- RDA (0.07 MB)
The Zambian Road Development Agency (RDA) has embarked on a programme that will help significantly strengthen its bridge maintenance programmes.
A joint venture between Kiran & Musonda Associates (KMA) and JG Afrika is working closely with the RDA to validate its inventory of bridges and related structures, as well as to inspect and appraise their condition.
JG Afrika has previously worked closely with KMA, Zambian-based consulting engineers, on a number of RDA-related projects in the country. The leading South African-based consulting engineering practice brings extensive structural design capabilities to the partnership.
These include the skills and expertise of Kobus Burger, a technical director at JG Afrika, who is overseeing the JG Afrika teams working in Zambia. Burger is a South African National Roads Agency Limited (SANRAL)-registered senior bridge inspector who specialises in complex technical structural undertakings, including forensic structural investigations.
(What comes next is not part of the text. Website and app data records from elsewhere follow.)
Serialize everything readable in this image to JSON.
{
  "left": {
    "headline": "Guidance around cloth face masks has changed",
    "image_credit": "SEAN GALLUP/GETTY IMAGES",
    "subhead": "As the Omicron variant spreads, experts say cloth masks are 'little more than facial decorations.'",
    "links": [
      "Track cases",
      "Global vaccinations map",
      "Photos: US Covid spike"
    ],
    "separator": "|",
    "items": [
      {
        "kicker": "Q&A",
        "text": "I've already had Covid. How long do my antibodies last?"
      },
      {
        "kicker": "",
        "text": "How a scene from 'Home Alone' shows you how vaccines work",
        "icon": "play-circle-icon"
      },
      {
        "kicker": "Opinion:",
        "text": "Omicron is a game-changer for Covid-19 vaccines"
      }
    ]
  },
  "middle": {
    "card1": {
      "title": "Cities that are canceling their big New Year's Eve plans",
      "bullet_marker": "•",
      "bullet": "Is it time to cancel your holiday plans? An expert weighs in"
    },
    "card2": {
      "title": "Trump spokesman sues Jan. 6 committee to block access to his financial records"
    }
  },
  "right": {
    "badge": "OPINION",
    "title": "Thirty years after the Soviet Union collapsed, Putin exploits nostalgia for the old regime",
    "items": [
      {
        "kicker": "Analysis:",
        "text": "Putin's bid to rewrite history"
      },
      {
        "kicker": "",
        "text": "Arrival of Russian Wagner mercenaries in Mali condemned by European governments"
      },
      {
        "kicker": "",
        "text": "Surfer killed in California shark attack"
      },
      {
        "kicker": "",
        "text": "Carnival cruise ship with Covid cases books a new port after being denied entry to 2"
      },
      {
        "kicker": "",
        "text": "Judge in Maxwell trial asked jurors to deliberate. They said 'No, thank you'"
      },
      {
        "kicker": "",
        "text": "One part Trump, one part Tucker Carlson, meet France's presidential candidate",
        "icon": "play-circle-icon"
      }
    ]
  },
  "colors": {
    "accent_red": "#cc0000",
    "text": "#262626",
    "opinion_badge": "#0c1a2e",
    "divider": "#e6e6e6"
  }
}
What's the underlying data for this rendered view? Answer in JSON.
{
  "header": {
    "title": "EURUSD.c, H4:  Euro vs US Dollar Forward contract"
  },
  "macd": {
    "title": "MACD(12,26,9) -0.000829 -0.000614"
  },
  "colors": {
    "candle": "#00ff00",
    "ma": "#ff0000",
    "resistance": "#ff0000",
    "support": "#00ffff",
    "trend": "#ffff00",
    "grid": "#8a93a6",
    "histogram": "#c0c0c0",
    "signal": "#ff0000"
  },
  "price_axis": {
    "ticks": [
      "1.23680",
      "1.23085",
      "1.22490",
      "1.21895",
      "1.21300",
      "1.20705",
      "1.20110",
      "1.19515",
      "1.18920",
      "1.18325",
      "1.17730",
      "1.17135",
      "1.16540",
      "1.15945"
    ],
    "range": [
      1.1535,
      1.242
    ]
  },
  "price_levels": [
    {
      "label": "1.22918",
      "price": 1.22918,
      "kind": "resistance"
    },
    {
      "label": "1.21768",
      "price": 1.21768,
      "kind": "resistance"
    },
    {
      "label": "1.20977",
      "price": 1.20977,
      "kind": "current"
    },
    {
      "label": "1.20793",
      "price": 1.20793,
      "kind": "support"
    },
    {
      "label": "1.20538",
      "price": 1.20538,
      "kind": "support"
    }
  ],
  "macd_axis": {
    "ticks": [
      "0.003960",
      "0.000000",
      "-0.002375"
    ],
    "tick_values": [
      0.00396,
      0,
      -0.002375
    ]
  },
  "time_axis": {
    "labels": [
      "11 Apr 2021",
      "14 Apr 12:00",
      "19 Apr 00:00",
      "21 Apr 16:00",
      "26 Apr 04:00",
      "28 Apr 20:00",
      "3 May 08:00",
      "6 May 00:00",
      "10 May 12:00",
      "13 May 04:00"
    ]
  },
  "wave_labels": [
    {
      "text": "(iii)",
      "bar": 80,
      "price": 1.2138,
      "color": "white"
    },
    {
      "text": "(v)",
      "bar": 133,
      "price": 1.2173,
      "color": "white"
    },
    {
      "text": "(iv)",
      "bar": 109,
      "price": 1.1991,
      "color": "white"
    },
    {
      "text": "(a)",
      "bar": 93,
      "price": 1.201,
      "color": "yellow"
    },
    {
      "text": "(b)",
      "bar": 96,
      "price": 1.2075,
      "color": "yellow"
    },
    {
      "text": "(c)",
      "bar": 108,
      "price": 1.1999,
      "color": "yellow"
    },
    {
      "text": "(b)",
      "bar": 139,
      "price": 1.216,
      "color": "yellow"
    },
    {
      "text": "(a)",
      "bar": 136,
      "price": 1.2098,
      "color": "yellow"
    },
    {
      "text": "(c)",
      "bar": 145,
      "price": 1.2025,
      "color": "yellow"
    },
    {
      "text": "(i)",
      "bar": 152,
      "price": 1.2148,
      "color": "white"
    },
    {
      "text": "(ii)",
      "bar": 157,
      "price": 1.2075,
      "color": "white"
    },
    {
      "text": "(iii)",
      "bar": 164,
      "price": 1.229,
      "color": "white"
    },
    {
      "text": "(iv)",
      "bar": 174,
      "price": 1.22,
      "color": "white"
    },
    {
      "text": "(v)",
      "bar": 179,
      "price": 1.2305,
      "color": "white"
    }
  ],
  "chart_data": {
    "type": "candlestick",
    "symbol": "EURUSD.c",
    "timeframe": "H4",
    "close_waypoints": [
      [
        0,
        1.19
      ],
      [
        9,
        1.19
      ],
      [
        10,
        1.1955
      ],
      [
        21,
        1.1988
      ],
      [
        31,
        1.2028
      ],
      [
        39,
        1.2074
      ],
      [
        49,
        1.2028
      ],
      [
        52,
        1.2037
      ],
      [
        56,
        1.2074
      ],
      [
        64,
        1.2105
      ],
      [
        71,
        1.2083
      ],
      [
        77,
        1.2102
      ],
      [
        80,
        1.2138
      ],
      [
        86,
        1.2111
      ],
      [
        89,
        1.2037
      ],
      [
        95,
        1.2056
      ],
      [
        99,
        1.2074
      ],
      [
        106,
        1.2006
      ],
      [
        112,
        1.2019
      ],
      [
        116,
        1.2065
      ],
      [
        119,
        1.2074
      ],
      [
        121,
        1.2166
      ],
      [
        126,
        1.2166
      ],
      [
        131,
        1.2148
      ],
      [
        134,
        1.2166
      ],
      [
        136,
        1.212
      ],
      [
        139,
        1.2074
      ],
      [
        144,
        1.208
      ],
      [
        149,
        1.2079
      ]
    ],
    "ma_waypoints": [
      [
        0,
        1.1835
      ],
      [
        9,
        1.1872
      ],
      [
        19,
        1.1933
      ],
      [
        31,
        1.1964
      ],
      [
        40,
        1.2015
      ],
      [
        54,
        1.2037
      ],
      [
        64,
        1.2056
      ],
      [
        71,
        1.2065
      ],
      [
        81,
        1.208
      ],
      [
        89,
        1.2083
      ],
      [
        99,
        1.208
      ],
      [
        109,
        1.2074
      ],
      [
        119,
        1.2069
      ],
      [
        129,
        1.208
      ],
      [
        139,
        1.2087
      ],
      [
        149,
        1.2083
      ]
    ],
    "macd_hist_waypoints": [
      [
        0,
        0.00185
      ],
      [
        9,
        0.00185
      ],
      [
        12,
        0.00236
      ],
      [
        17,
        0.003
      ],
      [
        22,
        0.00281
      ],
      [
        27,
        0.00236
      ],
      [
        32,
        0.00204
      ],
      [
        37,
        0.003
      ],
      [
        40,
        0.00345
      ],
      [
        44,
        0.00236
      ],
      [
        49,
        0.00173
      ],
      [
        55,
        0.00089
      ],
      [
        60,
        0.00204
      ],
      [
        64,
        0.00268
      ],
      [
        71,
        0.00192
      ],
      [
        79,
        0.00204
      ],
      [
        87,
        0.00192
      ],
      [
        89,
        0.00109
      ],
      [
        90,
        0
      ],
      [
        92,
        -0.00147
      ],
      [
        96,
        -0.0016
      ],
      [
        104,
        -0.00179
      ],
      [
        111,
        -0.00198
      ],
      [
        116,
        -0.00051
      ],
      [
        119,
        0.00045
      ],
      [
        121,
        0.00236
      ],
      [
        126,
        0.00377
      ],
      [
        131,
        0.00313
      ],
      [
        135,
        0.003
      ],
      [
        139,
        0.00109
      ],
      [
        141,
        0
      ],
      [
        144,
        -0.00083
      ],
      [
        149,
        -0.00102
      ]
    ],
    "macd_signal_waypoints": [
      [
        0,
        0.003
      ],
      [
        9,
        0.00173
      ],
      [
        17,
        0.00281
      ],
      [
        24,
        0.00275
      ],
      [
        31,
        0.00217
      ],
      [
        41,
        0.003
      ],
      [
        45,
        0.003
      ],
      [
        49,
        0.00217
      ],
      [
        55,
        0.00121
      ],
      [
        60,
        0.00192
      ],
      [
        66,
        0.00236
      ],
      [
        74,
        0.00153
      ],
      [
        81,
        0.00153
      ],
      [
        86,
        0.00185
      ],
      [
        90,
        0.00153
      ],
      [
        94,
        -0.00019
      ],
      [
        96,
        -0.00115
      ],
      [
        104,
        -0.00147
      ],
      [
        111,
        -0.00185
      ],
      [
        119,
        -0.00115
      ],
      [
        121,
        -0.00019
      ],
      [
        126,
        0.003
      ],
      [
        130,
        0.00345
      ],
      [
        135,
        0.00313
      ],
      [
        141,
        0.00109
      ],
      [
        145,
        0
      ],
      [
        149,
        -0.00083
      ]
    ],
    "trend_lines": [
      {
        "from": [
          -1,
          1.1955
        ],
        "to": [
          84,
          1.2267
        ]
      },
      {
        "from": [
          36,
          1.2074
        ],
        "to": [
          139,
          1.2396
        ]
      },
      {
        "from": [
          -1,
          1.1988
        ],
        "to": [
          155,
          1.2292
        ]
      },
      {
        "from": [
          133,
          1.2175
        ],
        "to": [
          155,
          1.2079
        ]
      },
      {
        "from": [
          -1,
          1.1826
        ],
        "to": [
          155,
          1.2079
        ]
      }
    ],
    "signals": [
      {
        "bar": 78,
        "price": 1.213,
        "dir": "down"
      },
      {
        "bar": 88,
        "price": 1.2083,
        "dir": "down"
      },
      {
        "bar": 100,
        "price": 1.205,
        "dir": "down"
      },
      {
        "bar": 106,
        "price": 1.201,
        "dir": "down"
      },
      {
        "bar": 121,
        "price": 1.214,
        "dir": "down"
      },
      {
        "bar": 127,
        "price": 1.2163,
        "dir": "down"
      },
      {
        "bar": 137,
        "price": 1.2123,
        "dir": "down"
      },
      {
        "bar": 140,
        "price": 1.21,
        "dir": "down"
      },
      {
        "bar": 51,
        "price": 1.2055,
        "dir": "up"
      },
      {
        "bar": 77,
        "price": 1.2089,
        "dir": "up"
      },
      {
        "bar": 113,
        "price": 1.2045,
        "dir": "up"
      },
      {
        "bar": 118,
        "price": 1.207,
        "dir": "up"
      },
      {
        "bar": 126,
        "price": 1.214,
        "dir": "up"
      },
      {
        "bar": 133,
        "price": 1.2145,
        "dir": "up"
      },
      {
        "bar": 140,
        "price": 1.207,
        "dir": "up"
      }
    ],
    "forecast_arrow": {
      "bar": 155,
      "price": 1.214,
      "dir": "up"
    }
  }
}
This project also benefits from JG Afrika’s extensive experience working with the Struman Bridge and Structures Management System, which the RDA has now adopted for inventory and classification. The Council for Scientific and Industrial Research software is used by leading South African road authorities for their bridge maintenance programmes. It was also a tool deployed by SANRAL before the road agency designed its own in-house system for bridge management purposes.
Burger says that the project, which encompasses Zambia’s entire core road network, counting all trunk, main, district, feeder and urban roads, commenced in June this year and is on track for completion by December 2018, well ahead of the actual project deadline of June 2019.
“This assignment involves about 4 000 structures, including the rubble masonry crossings that were constructed as early as the 1920s. The average life of the bridges serving the core road network is about 40 years, and these complement those that continue to be built by the RDA since 2012 when the roads authority first embarked on a substantial programme to expand the road network,” Burger says.
The first component of the project entails locating all of the structures on the new database to verify and update this information where necessary. This includes corroborating the type of structures and their exact global-positioning co-ordinates on the country’s core road network.
The professional engineers then inspect the condition of the bridges, recording and photographing all structural defects, as well as rating the urgency of the remedial action.
RDA engineers are immediately notified of structures that may not be safe for road users. Importantly, Burger says the new bridge-management system will provide the roads authority with an accurate indication of the real costs associated with maintaining and repairing the structures. “The depth of information contained in the new database will allow the RDA to better motivate the funding that it requires from the Zambian authorities to implement a pro-active bridge maintenance programme.
It is a tool that has played an invaluable role in helping many global custodians of road assets to influence decisions that affect their important maintenance budgets. Unfortunately, in many instances, these budgets compete for funding against new infrastructure-delivery programmes with their perceived higher value,” he says.
By the time that KMA and JG Afrika have completed the project, their teams will have travelled throughout Zambia, including extremely remote rural areas of the country.
Ensuring the safety and security of their teams while working and camping at the various sites is a priority, and one of the most challenging facets of the entire project. Wildlife, including carnivores and large animals, pose a real threat in many of these areas. Members of the professional team have had to practice extreme caution working above and close to a river bank of a crocodile-infested river, or while camping in the vicinity where there are no boundaries that separate them from nature, including very curious hyena.
As a precautionary measure, the RDA’s provincial managers are given advance notice of the inspection teams within their province. It was also decided that it would be safer for both teams to work together in the same province. Both teams comprise representatives from KMA and JG Afrika. They are self-sufficient and have been equipped with rugged off-road utility vehicles that are able to challenge extremely arduous terrain.
Certainly, representatives of KMA’s familiarity with much of the terrain and their fluency in local languages, such as Bemba and Nyanja, have also played an important role in the excellent progress made thus far. Burger says communities encountered in rural areas have been extremely hospitable and helpful, which has also allayed any initial concerns regarding theft of the valuable equipment used by the engineers to exercise their duties.
The teams started working in Lusaka Province and within very close proximity to KMA’s headquarters and, by mid-August, were making their way to the Southern Province as part of an early trial phase. Once they have successfully completed their operations there, they will determine which of the remaining seven provinces of the country they will visit next, while working to a strict deadline that also takes into consideration the wet season in Zambia.
Burger remains very impressed with the performance of both teams, describing the engineers as “adventurous” and “wild-spirited”, and says that they are also enjoying every opportunity to undertake important work in a country that is renowned for its scenery, including its beautiful rivers and bridges.
He concludes that it is also a pleasure to be working on another project with the RDA, which is operated by professional engineers who are highly regarded on the continent for the very high quality of their engineering and technical skills.